After Protesilaus was killed in the Trojan War he was allowed to return to his wife for only three hours before returning to the underworld because they had only just married. Thereafter Laodamia was described as possibly having committed suicide by stabbing herself, rather than be without him. According to Hyginus' Fabulae, however, the story runs like this: "When Laodamia, daughter of Acastus, after her husband's loss had spent the three hours which she had asked from the gods, she could not endure her weeping and grief. And so she made a bronze likeness of her husband Protesilaus, put it in her room under pretense of sacred rites, and devoted herself to it. When a servant early in the morning had brought fruit for the offerings, he looked through a crack in the door and saw her holding the image of Protesilaus in her embrace and kissing it. Thinking she had a lover he told her father Acastus. When he came and burst into the room, he saw the statue of Protesilaus. To put an end to her torture he had the statue and the sacred offerings burned on a pyre he had made, but Laodamia, not enduring her grief, threw herself on it and was burned to death."
- Gaius Julius Hyginus, Fabulae from The Myths of Hyginus translated and edited by Mary Grant. University of Kansas Publications in Humanistic Studies. Online version at the Topos Text Project.

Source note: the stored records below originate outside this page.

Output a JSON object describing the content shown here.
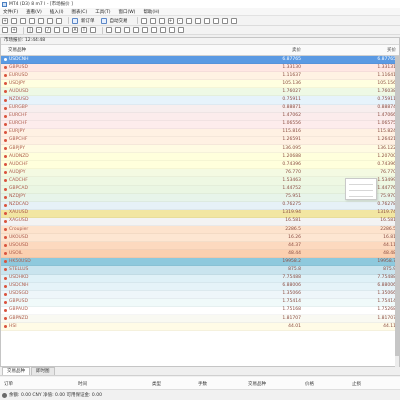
{
  "window": {
    "title": "MT4 (D3) 8 m7 l - [市场报价 ]"
  },
  "menu": [
    "文件(F)",
    "查看(V)",
    "插入(I)",
    "图表(C)",
    "工具(T)",
    "窗口(W)",
    "帮助(H)"
  ],
  "toolbar": {
    "new_order_label": "新订单",
    "auto_trade_label": "自动交易"
  },
  "watch": {
    "panel_title": "市场报价: 12:44:48",
    "columns": {
      "symbol": "交易品种",
      "bid": "卖价",
      "ask": "买价"
    },
    "rows": [
      {
        "symbol": "USDCNH",
        "bid": "6.87765",
        "ask": "6.87765",
        "bg": "#5b9ae3",
        "selected": true
      },
      {
        "symbol": "GBPUSD",
        "bid": "1.33130",
        "ask": "1.33131",
        "bg": "#ffe7e3"
      },
      {
        "symbol": "EURUSD",
        "bid": "1.11637",
        "ask": "1.11641",
        "bg": "#fff2e3"
      },
      {
        "symbol": "USDJPY",
        "bid": "105.136",
        "ask": "105.156",
        "bg": "#ffffe0"
      },
      {
        "symbol": "AUDUSD",
        "bid": "1.76027",
        "ask": "1.76038",
        "bg": "#eef9e5"
      },
      {
        "symbol": "NZDUSD",
        "bid": "0.75911",
        "ask": "0.75911",
        "bg": "#e6f3fb"
      },
      {
        "symbol": "EURGBP",
        "bid": "0.88871",
        "ask": "0.88874",
        "bg": "#f7eeee"
      },
      {
        "symbol": "EURCHF",
        "bid": "1.47062",
        "ask": "1.47066",
        "bg": "#fbecec"
      },
      {
        "symbol": "EURCHF",
        "bid": "1.06556",
        "ask": "1.06575",
        "bg": "#fdecec"
      },
      {
        "symbol": "EURJPY",
        "bid": "115.816",
        "ask": "115.824",
        "bg": "#fff1e3"
      },
      {
        "symbol": "GBPCHF",
        "bid": "1.26591",
        "ask": "1.26421",
        "bg": "#fff1e3"
      },
      {
        "symbol": "GBPJPY",
        "bid": "136.095",
        "ask": "136.122",
        "bg": "#fffbe3"
      },
      {
        "symbol": "AUDNZD",
        "bid": "1.20688",
        "ask": "1.20700",
        "bg": "#ffffdc"
      },
      {
        "symbol": "AUDCHF",
        "bid": "0.74396",
        "ask": "0.74396",
        "bg": "#ffffdc"
      },
      {
        "symbol": "AUDJPY",
        "bid": "76.770",
        "ask": "76.770",
        "bg": "#f4fae2"
      },
      {
        "symbol": "CADCHF",
        "bid": "1.53463",
        "ask": "1.53499",
        "bg": "#eef8e3"
      },
      {
        "symbol": "GBPCAD",
        "bid": "1.44752",
        "ask": "1.44776",
        "bg": "#eaf6e3"
      },
      {
        "symbol": "NZDJPY",
        "bid": "75.951",
        "ask": "75.970",
        "bg": "#e7f4ea"
      },
      {
        "symbol": "NZDCAD",
        "bid": "0.76275",
        "ask": "0.76278",
        "bg": "#e6f1f7"
      },
      {
        "symbol": "XAUUSD",
        "bid": "1319.94",
        "ask": "1319.74",
        "bg": "#f2e6a2"
      },
      {
        "symbol": "XAGUSD",
        "bid": "16.581",
        "ask": "16.581",
        "bg": "#f3f3f3"
      },
      {
        "symbol": "Croupier",
        "bid": "2286.5",
        "ask": "2286.5",
        "bg": "#fde3cd"
      },
      {
        "symbol": "UKOUSD",
        "bid": "16.26",
        "ask": "16.81",
        "bg": "#fde6d2"
      },
      {
        "symbol": "USOUSD",
        "bid": "44.37",
        "ask": "44.11",
        "bg": "#fcd9bf"
      },
      {
        "symbol": "USOIL",
        "bid": "48.44",
        "ask": "48.48",
        "bg": "#fbd0b0"
      },
      {
        "symbol": "HK50USD",
        "bid": "19958.2",
        "ask": "19958.7",
        "bg": "#8ec9dd"
      },
      {
        "symbol": "STELLUS",
        "bid": "875.8",
        "ask": "875.9",
        "bg": "#c9e4ee"
      },
      {
        "symbol": "USDHKD",
        "bid": "7.75488",
        "ask": "7.75488",
        "bg": "#dff1f7"
      },
      {
        "symbol": "USDCNH",
        "bid": "6.88006",
        "ask": "6.88006",
        "bg": "#e5f3f8"
      },
      {
        "symbol": "USDSGD",
        "bid": "1.35066",
        "ask": "1.35066",
        "bg": "#eef6fa"
      },
      {
        "symbol": "GBPUSD",
        "bid": "1.75414",
        "ask": "1.75414",
        "bg": "#f0fafa"
      },
      {
        "symbol": "GBPAUD",
        "bid": "1.75168",
        "ask": "1.75268",
        "bg": "#ffffff"
      },
      {
        "symbol": "GBPNZD",
        "bid": "1.81707",
        "ask": "1.81707",
        "bg": "#f9f9f2"
      },
      {
        "symbol": "HSI",
        "bid": "44.01",
        "ask": "44.11",
        "bg": "#fffbe6"
      }
    ]
  },
  "tabs": [
    "交易品种",
    "即时图"
  ],
  "terminal": {
    "columns": [
      "订单",
      "时间",
      "类型",
      "手数",
      "交易品种",
      "价格",
      "止损"
    ]
  },
  "status": {
    "text": "余额: 0.00 CNY  净值: 0.00  可用保证金: 0.00"
  }
}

- Pseudo-Apollodorus, The Library with an English Translation by Sir James George Frazer, F.B.A., F.R.S. in 2 Volumes, Cambridge, MA, Harvard University Press; London, William Heinemann Ltd. 1921. Online version at the Perseus Digital Library. Greek text available from the same website.
- Publius Ovidius Naso, The Epistles of Ovid. London. J. Nunn, Great-Queen-Street; R. Priestly, 143, High-Holborn; R. Lea, Greek-Street, Soho; and J. Rodwell, New-Bond-Street. 1813. Online version at the Perseus Digital Library.